> [Required action]: Restate the entries below exactly. Images are not part of the copy.

*****

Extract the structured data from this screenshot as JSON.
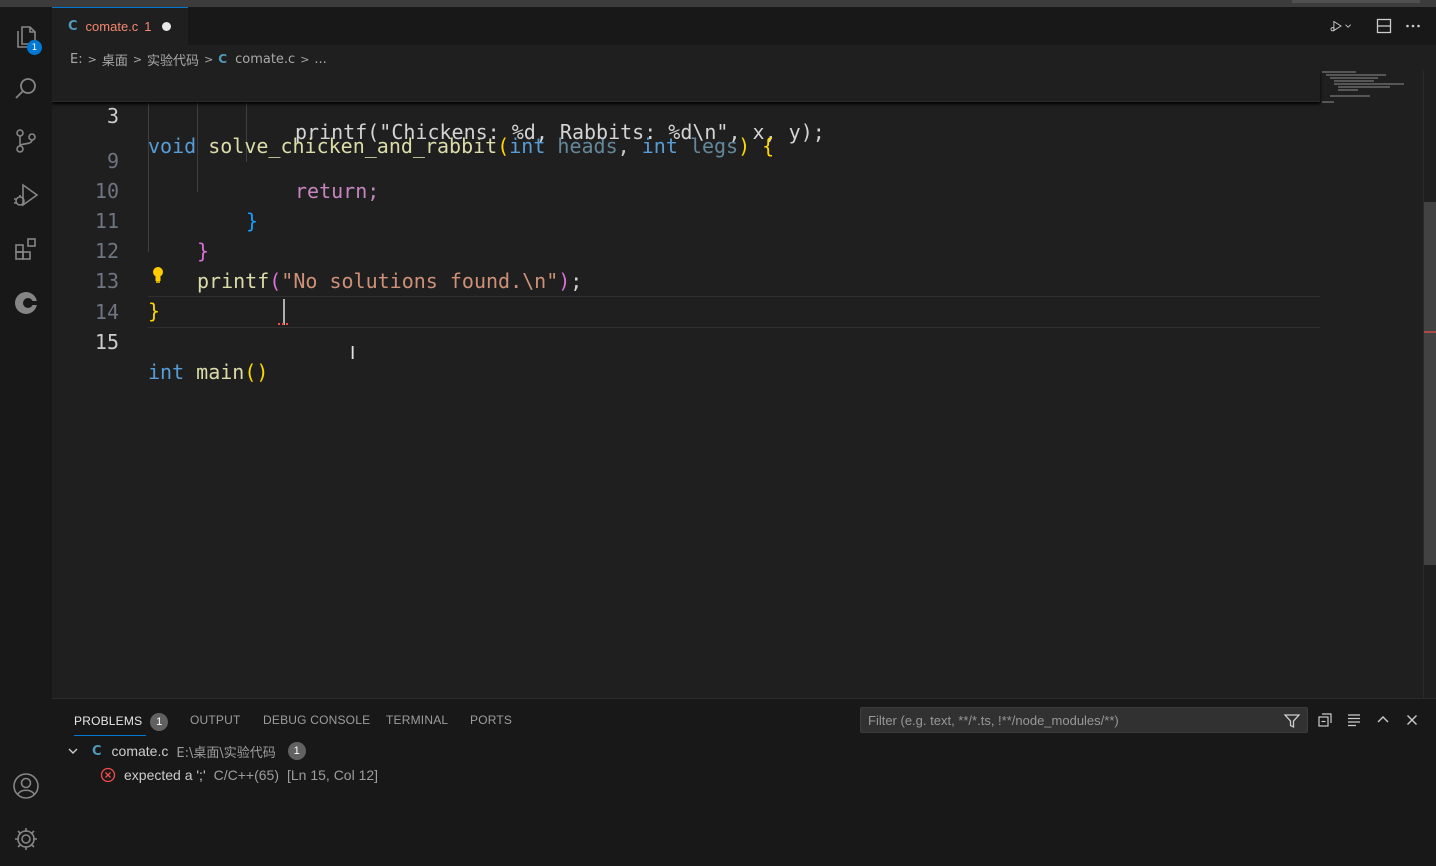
{
  "activity_bar": {
    "explorer_badge": "1"
  },
  "tab": {
    "lang_letter": "C",
    "filename": "comate.c",
    "problem_count": "1"
  },
  "breadcrumb": {
    "drive": "E:",
    "folder1": "桌面",
    "folder2": "实验代码",
    "file_letter": "C",
    "file": "comate.c",
    "more": "..."
  },
  "editor": {
    "sticky": {
      "line_number": "3",
      "text": "void solve_chicken_and_rabbit(int heads, int legs) {"
    },
    "partial_line_text": "printf(\"Chickens: %d, Rabbits: %d\\n\", x, y);",
    "lines": [
      {
        "number": "9",
        "text": "return;"
      },
      {
        "number": "10",
        "text": "}"
      },
      {
        "number": "11",
        "text": "}"
      },
      {
        "number": "12",
        "text": "printf(\"No solutions found.\\n\");"
      },
      {
        "number": "13",
        "text": "}"
      },
      {
        "number": "14",
        "text": ""
      },
      {
        "number": "15",
        "text": "int main()"
      }
    ]
  },
  "panel": {
    "tabs": {
      "problems": "PROBLEMS",
      "problems_count": "1",
      "output": "OUTPUT",
      "debug_console": "DEBUG CONSOLE",
      "terminal": "TERMINAL",
      "ports": "PORTS"
    },
    "filter_placeholder": "Filter (e.g. text, **/*.ts, !**/node_modules/**)",
    "problem_file": {
      "lang_letter": "C",
      "name": "comate.c",
      "path": "E:\\桌面\\实验代码",
      "count": "1"
    },
    "problem": {
      "message": "expected a ';'",
      "source": "C/C++(65)",
      "location": "[Ln 15, Col 12]"
    }
  },
  "colors": {
    "accent": "#0078d4",
    "error": "#f14c4c",
    "modified_tab": "#f48771"
  }
}
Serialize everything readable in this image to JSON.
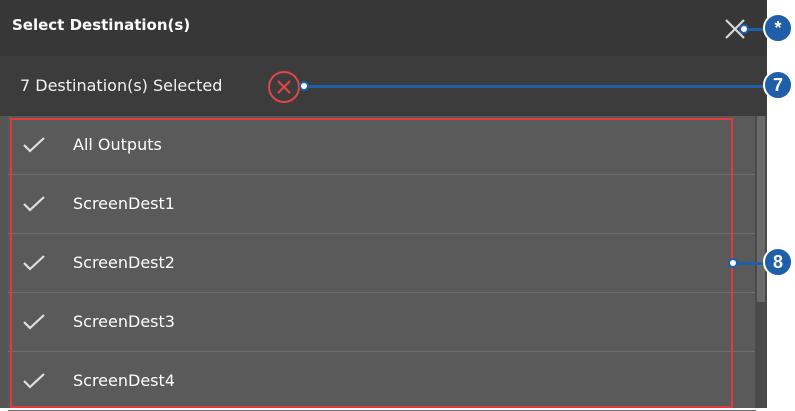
{
  "dialog": {
    "title": "Select Destination(s)",
    "selected_text": "7 Destination(s) Selected"
  },
  "list": {
    "items": [
      {
        "label": "All Outputs",
        "checked": true
      },
      {
        "label": "ScreenDest1",
        "checked": true
      },
      {
        "label": "ScreenDest2",
        "checked": true
      },
      {
        "label": "ScreenDest3",
        "checked": true
      },
      {
        "label": "ScreenDest4",
        "checked": true
      }
    ]
  },
  "callouts": {
    "close": "*",
    "clear": "7",
    "list": "8"
  },
  "colors": {
    "callout_blue": "#1f5ea8",
    "highlight_red": "#e0393e",
    "clear_icon_red": "#e24646"
  },
  "icons": {
    "close": "close-icon",
    "clear": "clear-selection-icon",
    "check": "checkmark-icon"
  }
}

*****

> [Answer section]:
Extract the structured data from this screenshot as JSON.
{
  "activity_bar": {
    "explorer_badge": "1"
  },
  "tab": {
    "lang_letter": "C",
    "filename": "comate.c",
    "problem_count": "1"
  },
  "breadcrumb": {
    "drive": "E:",
    "folder1": "桌面",
    "folder2": "实验代码",
    "file_letter": "C",
    "file": "comate.c",
    "more": "..."
  },
  "editor": {
    "sticky": {
      "line_number": "3",
      "text": "void solve_chicken_and_rabbit(int heads, int legs) {"
    },
    "partial_line_text": "printf(\"Chickens: %d, Rabbits: %d\\n\", x, y);",
    "lines": [
      {
        "number": "9",
        "text": "return;"
      },
      {
        "number": "10",
        "text": "}"
      },
      {
        "number": "11",
        "text": "}"
      },
      {
        "number": "12",
        "text": "printf(\"No solutions found.\\n\");"
      },
      {
        "number": "13",
        "text": "}"
      },
      {
        "number": "14",
        "text": ""
      },
      {
        "number": "15",
        "text": "int main()"
      }
    ]
  },
  "panel": {
    "tabs": {
      "problems": "PROBLEMS",
      "problems_count": "1",
      "output": "OUTPUT",
      "debug_console": "DEBUG CONSOLE",
      "terminal": "TERMINAL",
      "ports": "PORTS"
    },
    "filter_placeholder": "Filter (e.g. text, **/*.ts, !**/node_modules/**)",
    "problem_file": {
      "lang_letter": "C",
      "name": "comate.c",
      "path": "E:\\桌面\\实验代码",
      "count": "1"
    },
    "problem": {
      "message": "expected a ';'",
      "source": "C/C++(65)",
      "location": "[Ln 15, Col 12]"
    }
  },
  "colors": {
    "accent": "#0078d4",
    "error": "#f14c4c",
    "modified_tab": "#f48771"
  }
}
Serialize everything readable in this image to JSON.
{
  "dialog": {
    "title": "Select Destination(s)",
    "selected_text": "7 Destination(s) Selected"
  },
  "list": {
    "items": [
      {
        "label": "All Outputs",
        "checked": true
      },
      {
        "label": "ScreenDest1",
        "checked": true
      },
      {
        "label": "ScreenDest2",
        "checked": true
      },
      {
        "label": "ScreenDest3",
        "checked": true
      },
      {
        "label": "ScreenDest4",
        "checked": true
      }
    ]
  },
  "callouts": {
    "close": "*",
    "clear": "7",
    "list": "8"
  },
  "colors": {
    "callout_blue": "#1f5ea8",
    "highlight_red": "#e0393e",
    "clear_icon_red": "#e24646"
  },
  "icons": {
    "close": "close-icon",
    "clear": "clear-selection-icon",
    "check": "checkmark-icon"
  }
}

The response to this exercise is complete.